→ EXERCISE MATERIAL:
::::::::
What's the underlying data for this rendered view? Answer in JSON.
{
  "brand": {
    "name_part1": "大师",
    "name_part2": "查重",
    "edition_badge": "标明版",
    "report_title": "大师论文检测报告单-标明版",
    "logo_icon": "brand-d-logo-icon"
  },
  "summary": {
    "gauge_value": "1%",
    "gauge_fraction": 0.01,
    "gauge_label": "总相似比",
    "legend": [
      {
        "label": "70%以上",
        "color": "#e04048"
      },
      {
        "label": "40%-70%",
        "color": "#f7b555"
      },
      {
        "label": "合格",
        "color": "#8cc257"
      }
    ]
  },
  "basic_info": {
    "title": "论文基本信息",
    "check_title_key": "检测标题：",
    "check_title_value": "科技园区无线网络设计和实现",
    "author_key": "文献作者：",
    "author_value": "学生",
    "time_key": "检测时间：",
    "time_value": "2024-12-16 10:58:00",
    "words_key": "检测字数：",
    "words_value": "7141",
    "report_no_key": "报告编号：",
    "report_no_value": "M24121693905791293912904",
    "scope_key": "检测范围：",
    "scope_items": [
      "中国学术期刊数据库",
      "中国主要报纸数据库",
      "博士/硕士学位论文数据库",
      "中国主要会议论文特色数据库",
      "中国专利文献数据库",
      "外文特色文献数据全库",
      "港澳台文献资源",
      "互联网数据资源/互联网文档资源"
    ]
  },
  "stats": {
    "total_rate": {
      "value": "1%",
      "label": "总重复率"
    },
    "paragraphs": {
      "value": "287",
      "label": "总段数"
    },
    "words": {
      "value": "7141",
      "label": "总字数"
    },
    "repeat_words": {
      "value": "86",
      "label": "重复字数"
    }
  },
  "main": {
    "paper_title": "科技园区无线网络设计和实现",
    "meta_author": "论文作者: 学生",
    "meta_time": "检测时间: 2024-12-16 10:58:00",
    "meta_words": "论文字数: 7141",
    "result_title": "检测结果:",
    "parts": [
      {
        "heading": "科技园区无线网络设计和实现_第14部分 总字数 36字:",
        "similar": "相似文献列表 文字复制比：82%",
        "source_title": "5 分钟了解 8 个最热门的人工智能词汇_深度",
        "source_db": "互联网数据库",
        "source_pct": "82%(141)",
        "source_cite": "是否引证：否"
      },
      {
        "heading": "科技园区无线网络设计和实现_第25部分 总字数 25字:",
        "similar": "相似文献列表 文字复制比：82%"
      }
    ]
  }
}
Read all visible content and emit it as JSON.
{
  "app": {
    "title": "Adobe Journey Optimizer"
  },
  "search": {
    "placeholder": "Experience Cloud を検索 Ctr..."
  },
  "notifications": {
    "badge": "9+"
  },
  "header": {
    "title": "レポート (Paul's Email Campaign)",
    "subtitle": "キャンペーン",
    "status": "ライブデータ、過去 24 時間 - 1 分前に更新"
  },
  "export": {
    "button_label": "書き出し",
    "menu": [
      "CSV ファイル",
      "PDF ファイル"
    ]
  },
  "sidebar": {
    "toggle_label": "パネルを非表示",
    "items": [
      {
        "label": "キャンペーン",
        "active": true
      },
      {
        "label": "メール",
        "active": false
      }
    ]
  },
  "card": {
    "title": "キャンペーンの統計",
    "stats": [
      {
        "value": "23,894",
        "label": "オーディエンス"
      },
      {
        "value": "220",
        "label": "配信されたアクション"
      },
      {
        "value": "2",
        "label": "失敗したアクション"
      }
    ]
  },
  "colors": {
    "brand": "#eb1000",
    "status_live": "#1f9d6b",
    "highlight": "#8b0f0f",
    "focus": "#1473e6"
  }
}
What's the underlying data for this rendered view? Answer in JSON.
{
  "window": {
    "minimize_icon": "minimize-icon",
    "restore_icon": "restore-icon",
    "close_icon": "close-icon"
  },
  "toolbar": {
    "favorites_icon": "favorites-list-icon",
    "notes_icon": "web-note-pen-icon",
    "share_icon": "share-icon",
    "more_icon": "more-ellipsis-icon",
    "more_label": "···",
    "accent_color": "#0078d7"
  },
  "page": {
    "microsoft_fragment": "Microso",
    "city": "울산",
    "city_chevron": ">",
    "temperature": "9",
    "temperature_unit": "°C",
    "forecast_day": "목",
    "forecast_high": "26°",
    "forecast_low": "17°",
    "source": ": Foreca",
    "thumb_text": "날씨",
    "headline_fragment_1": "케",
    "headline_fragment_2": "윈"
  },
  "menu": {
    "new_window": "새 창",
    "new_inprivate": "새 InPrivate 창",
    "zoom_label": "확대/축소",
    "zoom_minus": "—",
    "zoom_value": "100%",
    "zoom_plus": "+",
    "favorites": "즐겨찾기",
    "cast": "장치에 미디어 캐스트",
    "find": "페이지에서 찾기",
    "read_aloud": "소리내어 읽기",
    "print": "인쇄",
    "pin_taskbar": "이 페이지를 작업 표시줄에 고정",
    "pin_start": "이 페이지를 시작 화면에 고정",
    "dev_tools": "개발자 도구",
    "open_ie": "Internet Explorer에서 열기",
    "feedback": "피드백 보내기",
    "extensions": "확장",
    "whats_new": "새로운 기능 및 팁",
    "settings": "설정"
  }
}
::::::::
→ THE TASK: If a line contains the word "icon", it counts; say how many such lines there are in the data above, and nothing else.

→ ANSWER FOR THIS EXERCISE: 8